7. Vinegared dish (dish with cured items, I guess) – Horse mackerel, cucumber, mozuku (a type of seaweed)
8. Rice, miso soup, pickles
9. Desserts – Red bean mochi, cake, and orange mochi
I’m not a big fan of desserts and thought they were not bad. It’s quite a generous serving too. Towards the end, we felt super full and it was challenging to finish some of these.
Hojicha to end the meal
It was actually a good choice to offer us Hojicha to end the meal as it is low in caffeine. That way, it helped to cleanse one’s palate, but at the same time, wasn’t an obstacle to sleep.
The Travelling Squid’s Take
I’ve had three kaiseki meals in my life (this one inclusive). One in Singapore and two in Japan. All had its perks but I suppose the ones in Japan were slightly better, largely because there were fresher produce and the atmosphere we were in did have some effect.
This meal was really value-for-money. When I compared prices of the ryokan with dinner and without on Agoda, the difference is just SGD 47 / USD 35. Hence I strongly encourage you to go with the option with dinner.
For this meal, it was our first experience eating in a ryokan. The staff went out of their way to make the meal accessible to non- Japanese speakers through the English menu and the origami folds of Mount Fuji. I thought that was a nice touch. Other than that, it was nice learning about Japanese culture through food. Through the various techniques such as the appetizers, the boiled dish, the steamed dish and the vinegared dish, and pickles.

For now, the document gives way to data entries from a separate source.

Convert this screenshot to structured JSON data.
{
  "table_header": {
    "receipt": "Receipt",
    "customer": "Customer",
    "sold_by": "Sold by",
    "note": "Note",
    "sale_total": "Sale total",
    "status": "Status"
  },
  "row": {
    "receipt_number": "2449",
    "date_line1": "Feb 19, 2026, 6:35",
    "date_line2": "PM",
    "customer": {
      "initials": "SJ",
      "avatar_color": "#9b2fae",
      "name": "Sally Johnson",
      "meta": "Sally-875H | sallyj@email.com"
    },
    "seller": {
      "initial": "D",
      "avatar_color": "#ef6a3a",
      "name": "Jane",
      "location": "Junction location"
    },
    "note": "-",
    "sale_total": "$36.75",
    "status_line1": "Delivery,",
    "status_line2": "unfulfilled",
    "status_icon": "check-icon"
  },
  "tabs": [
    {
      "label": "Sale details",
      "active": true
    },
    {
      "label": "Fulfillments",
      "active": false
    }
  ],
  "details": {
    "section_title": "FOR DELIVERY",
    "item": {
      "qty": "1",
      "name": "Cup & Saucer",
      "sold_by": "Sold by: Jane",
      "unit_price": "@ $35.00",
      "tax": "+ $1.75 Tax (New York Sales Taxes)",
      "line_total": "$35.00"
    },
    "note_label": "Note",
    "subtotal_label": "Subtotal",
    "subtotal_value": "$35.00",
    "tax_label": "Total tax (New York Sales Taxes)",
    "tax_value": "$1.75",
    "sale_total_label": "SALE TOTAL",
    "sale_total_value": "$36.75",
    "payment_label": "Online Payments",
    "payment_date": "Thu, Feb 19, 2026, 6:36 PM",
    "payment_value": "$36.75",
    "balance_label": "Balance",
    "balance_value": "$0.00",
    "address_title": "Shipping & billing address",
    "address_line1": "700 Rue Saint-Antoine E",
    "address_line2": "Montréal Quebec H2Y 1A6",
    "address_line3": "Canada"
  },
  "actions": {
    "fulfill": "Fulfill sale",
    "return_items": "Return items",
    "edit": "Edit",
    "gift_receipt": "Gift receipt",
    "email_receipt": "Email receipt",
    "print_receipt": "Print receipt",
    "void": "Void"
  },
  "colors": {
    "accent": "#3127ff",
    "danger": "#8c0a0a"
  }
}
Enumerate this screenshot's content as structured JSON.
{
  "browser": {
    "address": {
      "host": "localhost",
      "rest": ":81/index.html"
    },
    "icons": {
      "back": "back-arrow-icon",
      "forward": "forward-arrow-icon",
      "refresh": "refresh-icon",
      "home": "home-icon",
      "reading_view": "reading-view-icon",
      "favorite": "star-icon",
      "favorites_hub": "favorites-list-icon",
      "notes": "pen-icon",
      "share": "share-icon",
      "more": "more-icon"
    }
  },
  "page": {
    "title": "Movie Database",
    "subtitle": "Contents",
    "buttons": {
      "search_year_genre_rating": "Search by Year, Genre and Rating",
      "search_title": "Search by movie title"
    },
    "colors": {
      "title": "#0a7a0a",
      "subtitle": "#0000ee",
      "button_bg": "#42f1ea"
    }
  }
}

My favourite was the sukiyaki beef with raw egg, and the bamboo shoots rice (Takenoko Gohan). It was my first time having the rice and it was super tasty. To me, the meal was really about simple food done well. The attention to detail was immense – everything from the plating involving various herbs, flowers, vegetables and a sculptured shitake mushroom, to the origami folds. As some would say, It was a feast for the eyes as well.